What is needed: Search the records below for the word "name". Pull out each line that has it.
=== Section Start ===
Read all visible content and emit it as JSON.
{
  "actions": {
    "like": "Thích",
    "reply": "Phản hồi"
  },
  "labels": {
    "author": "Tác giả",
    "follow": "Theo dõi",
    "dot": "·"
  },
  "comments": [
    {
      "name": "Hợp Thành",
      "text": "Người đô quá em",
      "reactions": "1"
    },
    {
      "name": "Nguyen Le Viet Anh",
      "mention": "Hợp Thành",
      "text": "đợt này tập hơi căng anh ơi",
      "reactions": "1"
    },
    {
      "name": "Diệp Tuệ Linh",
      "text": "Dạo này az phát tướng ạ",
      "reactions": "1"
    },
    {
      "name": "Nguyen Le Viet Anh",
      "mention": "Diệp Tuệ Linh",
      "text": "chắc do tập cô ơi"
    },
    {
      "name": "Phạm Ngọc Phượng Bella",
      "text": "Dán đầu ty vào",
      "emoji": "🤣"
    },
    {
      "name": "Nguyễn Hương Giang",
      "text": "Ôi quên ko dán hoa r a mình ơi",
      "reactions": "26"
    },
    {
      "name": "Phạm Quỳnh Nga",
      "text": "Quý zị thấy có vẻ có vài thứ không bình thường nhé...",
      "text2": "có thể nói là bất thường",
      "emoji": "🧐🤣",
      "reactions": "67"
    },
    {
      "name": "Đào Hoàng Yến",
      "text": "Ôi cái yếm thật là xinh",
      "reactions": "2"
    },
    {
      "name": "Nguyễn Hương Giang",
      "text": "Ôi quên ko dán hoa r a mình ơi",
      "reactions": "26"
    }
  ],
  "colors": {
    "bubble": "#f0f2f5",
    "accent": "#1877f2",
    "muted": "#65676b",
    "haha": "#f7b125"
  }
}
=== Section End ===
Reply:
      "name": "Hợp Thành",
      "name": "Nguyen Le Viet Anh",
      "name": "Diệp Tuệ Linh",
      "name": "Nguyen Le Viet Anh",
      "name": "Phạm Ngọc Phượng Bella",
      "name": "Nguyễn Hương Giang",
      "name": "Phạm Quỳnh Nga",
      "name": "Đào Hoàng Yến",
      "name": "Nguyễn Hương Giang",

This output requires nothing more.